Play a game to help understand poverty and hunger
Worksheet from page 11 of IGG GAT resource pack, one per Ladybird
Plastic bags, newspapers and string (for Plastic Bag Football)
Answer sheet page 9 of IGG
GAT resource pack for Leaders
Start by asking the Ladybirds what they think it is like to be poor and/or hungry. Tell the Ladybirds they are going to play two games. The first one is called Five Foods and it’s to get them to think about what they eat every day and why they eat it e.g. was it because they were hungry or did they just want to eat it. The second game is to show how in certain countries children have to make their own games from what they can find on the streets. In Africa, children can make footballs from plastic bags as there is little or no money for them to buy toys or computer games. If these children are poor they learn to be creative with what they have to play with.

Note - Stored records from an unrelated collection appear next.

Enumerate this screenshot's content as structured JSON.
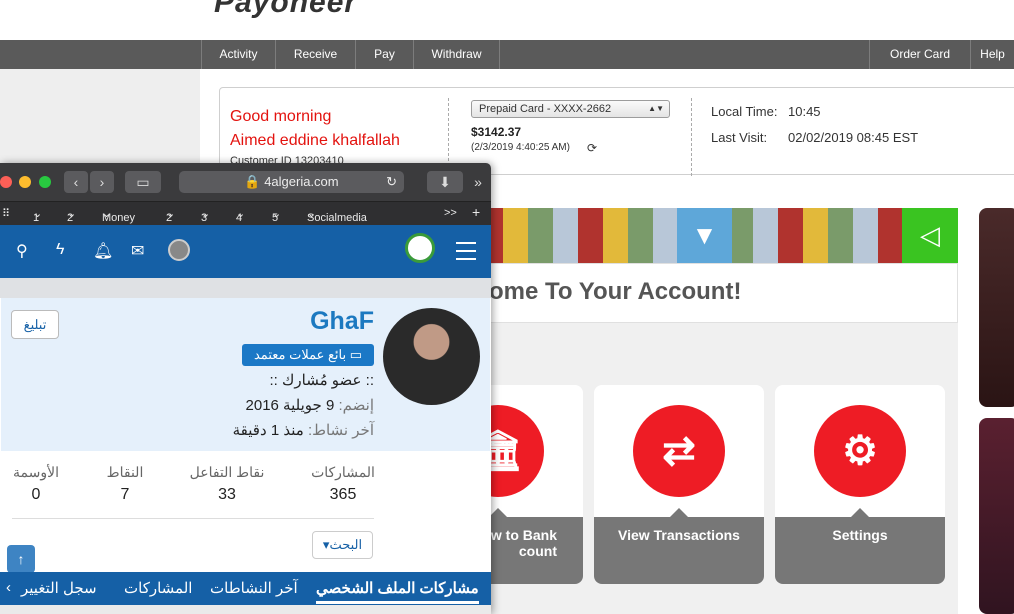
{
  "payoneer": {
    "logo": "Payoneer",
    "nav": {
      "activity": "Activity",
      "receive": "Receive",
      "pay": "Pay",
      "withdraw": "Withdraw",
      "order_card": "Order Card",
      "help": "Help"
    },
    "greeting": "Good morning",
    "user_name": "Aimed eddine khalfallah",
    "customer_id": "Customer ID 13203410",
    "card_select": "Prepaid Card - XXXX-2662",
    "balance": "$3142.37",
    "balance_date": "(2/3/2019 4:40:25 AM)",
    "local_time_label": "Local Time:",
    "local_time": "10:45",
    "last_visit_label": "Last Visit:",
    "last_visit": "02/02/2019 08:45 EST",
    "welcome": "ome To Your Account!",
    "tiles": {
      "bank": "w to Bank\ncount",
      "transactions": "View Transactions",
      "settings": "Settings"
    },
    "colors": {
      "accent_red": "#ee1c25",
      "nav_gray": "#5a5a5a"
    }
  },
  "browser": {
    "url": "4algeria.com",
    "bookmarks": [
      "1",
      "2",
      "Money",
      "2",
      "3",
      "4",
      "5",
      "Socialmedia"
    ],
    "more": ">>"
  },
  "forum": {
    "username": "GhaF",
    "report_button": "تبليغ",
    "badge": "بائع عملات معتمد",
    "rank": ":: عضو مُشارك ::",
    "joined_label": "إنضم:",
    "joined_value": "9 جويلية 2016",
    "last_activity_label": "آخر نشاط:",
    "last_activity_value": "منذ 1 دقيقة",
    "stats": {
      "posts_label": "المشاركات",
      "posts": "365",
      "reactions_label": "نقاط التفاعل",
      "reactions": "33",
      "points_label": "النقاط",
      "points": "7",
      "medals_label": "الأوسمة",
      "medals": "0"
    },
    "search_button": "البحث",
    "tabs": {
      "profile_posts": "مشاركات الملف الشخصي",
      "latest_activity": "آخر النشاطات",
      "posts": "المشاركات",
      "change_log": "سجل التغيير"
    },
    "colors": {
      "header_blue": "#1560a6",
      "profile_bg": "#e5f0fb"
    }
  }
}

Instructions (15 minutes per game if playing the two games)
For the Five Foods Game, give each Ladybird a worksheet and ask them to write or draw a picture of five foods they ate yesterday. They need to think about each food item and put a tick in the box as to the reason they ate it e.g. they were hungry, they just wanted it. Also get them to tick whether it was healthy food or unhealthy food.
For the second game Plastic Bag Football
• Scrunch up some newspaper and make it into a tight ball, the size of a tennis ball to form the centre of the football
• Put the ball of newspaper in a plastic bag and twist the top of the ball tight
• Use the rest of the non-twisted bag to wrap round the ball again, do this until you’ve run out of bag and then tie the ends together tightly
• Keep putting the ball in more bags, twisting and tying until the ball reaches the size you want it to be
• Use a strong bag for the final layer
• Tie string to the tied ends of the last bag and wrap it around the ball in all directions, to make the ball really strong. Secure the ends with a knot
Ask the Ladybirds how they would feel if they could have only eaten one of the five foods instead of all 5 to show that this might be the case in certain countries. Ask the Ladybirds what they think the poorest countries in the world are. (Answers on page 9 of the IGG GAT Resource Pack.)